══ Source data ══

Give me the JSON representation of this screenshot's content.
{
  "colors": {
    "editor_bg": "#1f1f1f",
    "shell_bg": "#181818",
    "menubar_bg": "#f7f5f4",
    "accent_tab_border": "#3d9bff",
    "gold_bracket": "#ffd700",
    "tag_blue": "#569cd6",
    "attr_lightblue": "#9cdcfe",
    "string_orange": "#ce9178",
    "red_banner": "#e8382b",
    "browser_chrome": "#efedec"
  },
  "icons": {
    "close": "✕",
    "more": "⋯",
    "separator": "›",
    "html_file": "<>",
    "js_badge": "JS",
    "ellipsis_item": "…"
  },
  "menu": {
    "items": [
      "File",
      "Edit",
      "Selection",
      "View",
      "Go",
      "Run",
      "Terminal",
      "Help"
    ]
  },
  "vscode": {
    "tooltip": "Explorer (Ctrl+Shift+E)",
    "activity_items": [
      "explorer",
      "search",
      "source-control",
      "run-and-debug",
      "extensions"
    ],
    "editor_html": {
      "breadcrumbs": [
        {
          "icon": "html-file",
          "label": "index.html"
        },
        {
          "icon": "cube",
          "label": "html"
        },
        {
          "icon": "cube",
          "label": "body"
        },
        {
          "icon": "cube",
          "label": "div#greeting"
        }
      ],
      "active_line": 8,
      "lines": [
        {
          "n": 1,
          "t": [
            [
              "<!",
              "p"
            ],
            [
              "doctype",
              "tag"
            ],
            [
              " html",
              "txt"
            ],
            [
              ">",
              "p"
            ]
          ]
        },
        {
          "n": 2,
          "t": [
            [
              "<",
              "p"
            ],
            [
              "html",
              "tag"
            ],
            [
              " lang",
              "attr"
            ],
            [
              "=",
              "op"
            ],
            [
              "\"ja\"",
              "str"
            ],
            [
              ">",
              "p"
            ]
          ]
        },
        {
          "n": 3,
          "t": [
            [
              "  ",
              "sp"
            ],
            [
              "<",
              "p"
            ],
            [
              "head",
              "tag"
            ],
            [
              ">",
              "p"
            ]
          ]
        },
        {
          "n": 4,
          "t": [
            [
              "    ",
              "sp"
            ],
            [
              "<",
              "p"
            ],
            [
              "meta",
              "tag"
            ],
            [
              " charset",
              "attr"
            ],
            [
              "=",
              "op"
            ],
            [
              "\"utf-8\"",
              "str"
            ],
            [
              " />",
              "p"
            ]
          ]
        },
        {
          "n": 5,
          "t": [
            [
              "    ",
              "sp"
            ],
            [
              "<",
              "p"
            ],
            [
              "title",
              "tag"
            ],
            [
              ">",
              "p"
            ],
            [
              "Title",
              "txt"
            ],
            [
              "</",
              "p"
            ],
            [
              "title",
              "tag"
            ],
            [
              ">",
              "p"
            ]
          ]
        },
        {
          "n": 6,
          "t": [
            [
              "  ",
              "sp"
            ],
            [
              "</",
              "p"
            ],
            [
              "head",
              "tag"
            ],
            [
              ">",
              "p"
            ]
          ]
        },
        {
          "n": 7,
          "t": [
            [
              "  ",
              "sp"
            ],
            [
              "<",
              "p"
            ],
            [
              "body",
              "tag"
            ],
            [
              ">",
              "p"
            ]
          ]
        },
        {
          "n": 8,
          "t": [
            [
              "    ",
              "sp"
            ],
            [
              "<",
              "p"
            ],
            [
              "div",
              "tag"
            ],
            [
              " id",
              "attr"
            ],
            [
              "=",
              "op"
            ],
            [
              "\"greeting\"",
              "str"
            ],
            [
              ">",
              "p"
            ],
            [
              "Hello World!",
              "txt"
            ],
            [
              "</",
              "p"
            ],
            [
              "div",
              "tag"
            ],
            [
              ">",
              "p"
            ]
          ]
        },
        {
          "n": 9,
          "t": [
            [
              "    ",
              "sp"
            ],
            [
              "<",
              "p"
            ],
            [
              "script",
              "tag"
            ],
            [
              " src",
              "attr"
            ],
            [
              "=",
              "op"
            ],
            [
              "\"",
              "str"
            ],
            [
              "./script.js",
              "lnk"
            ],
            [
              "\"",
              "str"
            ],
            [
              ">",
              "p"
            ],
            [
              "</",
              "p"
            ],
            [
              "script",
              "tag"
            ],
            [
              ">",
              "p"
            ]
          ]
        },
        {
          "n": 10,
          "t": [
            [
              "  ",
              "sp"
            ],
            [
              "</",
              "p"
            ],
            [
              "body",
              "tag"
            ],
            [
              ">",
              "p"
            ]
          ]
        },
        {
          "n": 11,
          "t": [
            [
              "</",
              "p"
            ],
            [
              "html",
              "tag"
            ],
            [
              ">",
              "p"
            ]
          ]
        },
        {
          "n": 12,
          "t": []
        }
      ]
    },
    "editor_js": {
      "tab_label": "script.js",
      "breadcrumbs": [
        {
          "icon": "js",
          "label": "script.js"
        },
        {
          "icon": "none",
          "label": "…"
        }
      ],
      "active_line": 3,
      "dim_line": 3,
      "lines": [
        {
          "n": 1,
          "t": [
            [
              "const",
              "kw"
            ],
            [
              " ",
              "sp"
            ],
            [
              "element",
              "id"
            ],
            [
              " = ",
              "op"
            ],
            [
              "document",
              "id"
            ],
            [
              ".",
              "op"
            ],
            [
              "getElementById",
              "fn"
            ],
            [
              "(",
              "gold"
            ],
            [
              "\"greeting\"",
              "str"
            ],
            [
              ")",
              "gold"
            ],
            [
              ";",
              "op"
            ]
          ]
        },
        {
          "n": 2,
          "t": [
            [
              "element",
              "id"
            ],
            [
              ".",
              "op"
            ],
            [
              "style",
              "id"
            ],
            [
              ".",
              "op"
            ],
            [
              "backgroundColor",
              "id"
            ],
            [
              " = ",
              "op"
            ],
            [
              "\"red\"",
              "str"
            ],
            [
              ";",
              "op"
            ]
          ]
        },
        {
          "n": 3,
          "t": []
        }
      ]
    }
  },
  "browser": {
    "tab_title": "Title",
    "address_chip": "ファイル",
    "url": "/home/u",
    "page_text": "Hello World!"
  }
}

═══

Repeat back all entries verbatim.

Give me the JSON representation of this screenshot's content.
{
  "colors": {
    "editor_bg": "#1f1f1f",
    "shell_bg": "#181818",
    "menubar_bg": "#f7f5f4",
    "accent_tab_border": "#3d9bff",
    "gold_bracket": "#ffd700",
    "tag_blue": "#569cd6",
    "attr_lightblue": "#9cdcfe",
    "string_orange": "#ce9178",
    "red_banner": "#e8382b",
    "browser_chrome": "#efedec"
  },
  "icons": {
    "close": "✕",
    "more": "⋯",
    "separator": "›",
    "html_file": "<>",
    "js_badge": "JS",
    "ellipsis_item": "…"
  },
  "menu": {
    "items": [
      "File",
      "Edit",
      "Selection",
      "View",
      "Go",
      "Run",
      "Terminal",
      "Help"
    ]
  },
  "vscode": {
    "tooltip": "Explorer (Ctrl+Shift+E)",
    "activity_items": [
      "explorer",
      "search",
      "source-control",
      "run-and-debug",
      "extensions"
    ],
    "editor_html": {
      "breadcrumbs": [
        {
          "icon": "html-file",
          "label": "index.html"
        },
        {
          "icon": "cube",
          "label": "html"
        },
        {
          "icon": "cube",
          "label": "body"
        },
        {
          "icon": "cube",
          "label": "div#greeting"
        }
      ],
      "active_line": 8,
      "lines": [
        {
          "n": 1,
          "t": [
            [
              "<!",
              "p"
            ],
            [
              "doctype",
              "tag"
            ],
            [
              " html",
              "txt"
            ],
            [
              ">",
              "p"
            ]
          ]
        },
        {
          "n": 2,
          "t": [
            [
              "<",
              "p"
            ],
            [
              "html",
              "tag"
            ],
            [
              " lang",
              "attr"
            ],
            [
              "=",
              "op"
            ],
            [
              "\"ja\"",
              "str"
            ],
            [
              ">",
              "p"
            ]
          ]
        },
        {
          "n": 3,
          "t": [
            [
              "  ",
              "sp"
            ],
            [
              "<",
              "p"
            ],
            [
              "head",
              "tag"
            ],
            [
              ">",
              "p"
            ]
          ]
        },
        {
          "n": 4,
          "t": [
            [
              "    ",
              "sp"
            ],
            [
              "<",
              "p"
            ],
            [
              "meta",
              "tag"
            ],
            [
              " charset",
              "attr"
            ],
            [
              "=",
              "op"
            ],
            [
              "\"utf-8\"",
              "str"
            ],
            [
              " />",
              "p"
            ]
          ]
        },
        {
          "n": 5,
          "t": [
            [
              "    ",
              "sp"
            ],
            [
              "<",
              "p"
            ],
            [
              "title",
              "tag"
            ],
            [
              ">",
              "p"
            ],
            [
              "Title",
              "txt"
            ],
            [
              "</",
              "p"
            ],
            [
              "title",
              "tag"
            ],
            [
              ">",
              "p"
            ]
          ]
        },
        {
          "n": 6,
          "t": [
            [
              "  ",
              "sp"
            ],
            [
              "</",
              "p"
            ],
            [
              "head",
              "tag"
            ],
            [
              ">",
              "p"
            ]
          ]
        },
        {
          "n": 7,
          "t": [
            [
              "  ",
              "sp"
            ],
            [
              "<",
              "p"
            ],
            [
              "body",
              "tag"
            ],
            [
              ">",
              "p"
            ]
          ]
        },
        {
          "n": 8,
          "t": [
            [
              "    ",
              "sp"
            ],
            [
              "<",
              "p"
            ],
            [
              "div",
              "tag"
            ],
            [
              " id",
              "attr"
            ],
            [
              "=",
              "op"
            ],
            [
              "\"greeting\"",
              "str"
            ],
            [
              ">",
              "p"
            ],
            [
              "Hello World!",
              "txt"
            ],
            [
              "</",
              "p"
            ],
            [
              "div",
              "tag"
            ],
            [
              ">",
              "p"
            ]
          ]
        },
        {
          "n": 9,
          "t": [
            [
              "    ",
              "sp"
            ],
            [
              "<",
              "p"
            ],
            [
              "script",
              "tag"
            ],
            [
              " src",
              "attr"
            ],
            [
              "=",
              "op"
            ],
            [
              "\"",
              "str"
            ],
            [
              "./script.js",
              "lnk"
            ],
            [
              "\"",
              "str"
            ],
            [
              ">",
              "p"
            ],
            [
              "</",
              "p"
            ],
            [
              "script",
              "tag"
            ],
            [
              ">",
              "p"
            ]
          ]
        },
        {
          "n": 10,
          "t": [
            [
              "  ",
              "sp"
            ],
            [
              "</",
              "p"
            ],
            [
              "body",
              "tag"
            ],
            [
              ">",
              "p"
            ]
          ]
        },
        {
          "n": 11,
          "t": [
            [
              "</",
              "p"
            ],
            [
              "html",
              "tag"
            ],
            [
              ">",
              "p"
            ]
          ]
        },
        {
          "n": 12,
          "t": []
        }
      ]
    },
    "editor_js": {
      "tab_label": "script.js",
      "breadcrumbs": [
        {
          "icon": "js",
          "label": "script.js"
        },
        {
          "icon": "none",
          "label": "…"
        }
      ],
      "active_line": 3,
      "dim_line": 3,
      "lines": [
        {
          "n": 1,
          "t": [
            [
              "const",
              "kw"
            ],
            [
              " ",
              "sp"
            ],
            [
              "element",
              "id"
            ],
            [
              " = ",
              "op"
            ],
            [
              "document",
              "id"
            ],
            [
              ".",
              "op"
            ],
            [
              "getElementById",
              "fn"
            ],
            [
              "(",
              "gold"
            ],
            [
              "\"greeting\"",
              "str"
            ],
            [
              ")",
              "gold"
            ],
            [
              ";",
              "op"
            ]
          ]
        },
        {
          "n": 2,
          "t": [
            [
              "element",
              "id"
            ],
            [
              ".",
              "op"
            ],
            [
              "style",
              "id"
            ],
            [
              ".",
              "op"
            ],
            [
              "backgroundColor",
              "id"
            ],
            [
              " = ",
              "op"
            ],
            [
              "\"red\"",
              "str"
            ],
            [
              ";",
              "op"
            ]
          ]
        },
        {
          "n": 3,
          "t": []
        }
      ]
    }
  },
  "browser": {
    "tab_title": "Title",
    "address_chip": "ファイル",
    "url": "/home/u",
    "page_text": "Hello World!"
  }
}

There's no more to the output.